## Available data
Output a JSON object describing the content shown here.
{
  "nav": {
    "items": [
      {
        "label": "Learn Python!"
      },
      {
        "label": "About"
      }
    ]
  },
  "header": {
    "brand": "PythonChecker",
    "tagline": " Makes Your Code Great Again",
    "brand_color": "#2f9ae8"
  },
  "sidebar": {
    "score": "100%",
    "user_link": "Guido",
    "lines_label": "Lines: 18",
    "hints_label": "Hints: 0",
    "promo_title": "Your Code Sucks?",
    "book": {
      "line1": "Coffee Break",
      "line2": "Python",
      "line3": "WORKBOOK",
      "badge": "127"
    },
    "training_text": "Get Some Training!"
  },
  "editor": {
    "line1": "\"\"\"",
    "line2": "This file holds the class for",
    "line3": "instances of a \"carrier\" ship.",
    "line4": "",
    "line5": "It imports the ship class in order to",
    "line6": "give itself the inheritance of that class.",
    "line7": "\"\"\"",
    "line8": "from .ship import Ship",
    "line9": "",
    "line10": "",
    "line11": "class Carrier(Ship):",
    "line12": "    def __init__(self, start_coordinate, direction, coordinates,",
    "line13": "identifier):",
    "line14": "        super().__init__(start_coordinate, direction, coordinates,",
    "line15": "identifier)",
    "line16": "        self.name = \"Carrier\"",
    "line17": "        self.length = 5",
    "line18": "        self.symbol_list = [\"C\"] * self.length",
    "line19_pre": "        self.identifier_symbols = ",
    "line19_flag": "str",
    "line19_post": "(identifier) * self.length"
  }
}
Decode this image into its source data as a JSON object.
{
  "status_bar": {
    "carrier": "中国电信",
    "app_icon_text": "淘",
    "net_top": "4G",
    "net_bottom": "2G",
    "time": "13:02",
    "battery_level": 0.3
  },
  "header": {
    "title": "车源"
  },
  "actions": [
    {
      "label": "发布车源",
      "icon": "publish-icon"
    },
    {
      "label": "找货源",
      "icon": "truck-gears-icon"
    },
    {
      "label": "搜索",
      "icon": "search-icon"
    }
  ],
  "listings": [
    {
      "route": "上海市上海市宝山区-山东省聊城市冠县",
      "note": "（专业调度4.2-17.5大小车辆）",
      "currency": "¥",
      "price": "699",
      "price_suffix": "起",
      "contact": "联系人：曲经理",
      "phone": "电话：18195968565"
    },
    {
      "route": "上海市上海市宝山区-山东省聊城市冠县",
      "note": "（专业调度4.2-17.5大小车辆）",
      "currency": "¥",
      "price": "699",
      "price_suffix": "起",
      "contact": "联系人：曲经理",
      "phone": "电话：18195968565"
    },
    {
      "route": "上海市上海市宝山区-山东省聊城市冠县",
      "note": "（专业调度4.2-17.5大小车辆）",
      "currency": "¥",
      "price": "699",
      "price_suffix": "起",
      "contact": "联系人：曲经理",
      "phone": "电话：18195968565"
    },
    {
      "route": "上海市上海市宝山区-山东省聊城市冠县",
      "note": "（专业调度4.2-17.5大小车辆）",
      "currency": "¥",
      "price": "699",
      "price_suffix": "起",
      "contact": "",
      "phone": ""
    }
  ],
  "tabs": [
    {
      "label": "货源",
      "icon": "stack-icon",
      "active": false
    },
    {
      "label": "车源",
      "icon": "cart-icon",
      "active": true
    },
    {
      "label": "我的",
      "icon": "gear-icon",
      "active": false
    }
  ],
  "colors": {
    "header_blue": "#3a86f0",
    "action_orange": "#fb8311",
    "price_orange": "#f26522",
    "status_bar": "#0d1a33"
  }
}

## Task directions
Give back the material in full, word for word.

## Answer to this problem
Output a JSON object describing the content shown here.
{
  "nav": {
    "items": [
      {
        "label": "Learn Python!"
      },
      {
        "label": "About"
      }
    ]
  },
  "header": {
    "brand": "PythonChecker",
    "tagline": " Makes Your Code Great Again",
    "brand_color": "#2f9ae8"
  },
  "sidebar": {
    "score": "100%",
    "user_link": "Guido",
    "lines_label": "Lines: 18",
    "hints_label": "Hints: 0",
    "promo_title": "Your Code Sucks?",
    "book": {
      "line1": "Coffee Break",
      "line2": "Python",
      "line3": "WORKBOOK",
      "badge": "127"
    },
    "training_text": "Get Some Training!"
  },
  "editor": {
    "line1": "\"\"\"",
    "line2": "This file holds the class for",
    "line3": "instances of a \"carrier\" ship.",
    "line4": "",
    "line5": "It imports the ship class in order to",
    "line6": "give itself the inheritance of that class.",
    "line7": "\"\"\"",
    "line8": "from .ship import Ship",
    "line9": "",
    "line10": "",
    "line11": "class Carrier(Ship):",
    "line12": "    def __init__(self, start_coordinate, direction, coordinates,",
    "line13": "identifier):",
    "line14": "        super().__init__(start_coordinate, direction, coordinates,",
    "line15": "identifier)",
    "line16": "        self.name = \"Carrier\"",
    "line17": "        self.length = 5",
    "line18": "        self.symbol_list = [\"C\"] * self.length",
    "line19_pre": "        self.identifier_symbols = ",
    "line19_flag": "str",
    "line19_post": "(identifier) * self.length"
  }
}
Decode this image into its source data as a JSON object.
{
  "status_bar": {
    "carrier": "中国电信",
    "app_icon_text": "淘",
    "net_top": "4G",
    "net_bottom": "2G",
    "time": "13:02",
    "battery_level": 0.3
  },
  "header": {
    "title": "车源"
  },
  "actions": [
    {
      "label": "发布车源",
      "icon": "publish-icon"
    },
    {
      "label": "找货源",
      "icon": "truck-gears-icon"
    },
    {
      "label": "搜索",
      "icon": "search-icon"
    }
  ],
  "listings": [
    {
      "route": "上海市上海市宝山区-山东省聊城市冠县",
      "note": "（专业调度4.2-17.5大小车辆）",
      "currency": "¥",
      "price": "699",
      "price_suffix": "起",
      "contact": "联系人：曲经理",
      "phone": "电话：18195968565"
    },
    {
      "route": "上海市上海市宝山区-山东省聊城市冠县",
      "note": "（专业调度4.2-17.5大小车辆）",
      "currency": "¥",
      "price": "699",
      "price_suffix": "起",
      "contact": "联系人：曲经理",
      "phone": "电话：18195968565"
    },
    {
      "route": "上海市上海市宝山区-山东省聊城市冠县",
      "note": "（专业调度4.2-17.5大小车辆）",
      "currency": "¥",
      "price": "699",
      "price_suffix": "起",
      "contact": "联系人：曲经理",
      "phone": "电话：18195968565"
    },
    {
      "route": "上海市上海市宝山区-山东省聊城市冠县",
      "note": "（专业调度4.2-17.5大小车辆）",
      "currency": "¥",
      "price": "699",
      "price_suffix": "起",
      "contact": "",
      "phone": ""
    }
  ],
  "tabs": [
    {
      "label": "货源",
      "icon": "stack-icon",
      "active": false
    },
    {
      "label": "车源",
      "icon": "cart-icon",
      "active": true
    },
    {
      "label": "我的",
      "icon": "gear-icon",
      "active": false
    }
  ],
  "colors": {
    "header_blue": "#3a86f0",
    "action_orange": "#fb8311",
    "price_orange": "#f26522",
    "status_bar": "#0d1a33"
  }
}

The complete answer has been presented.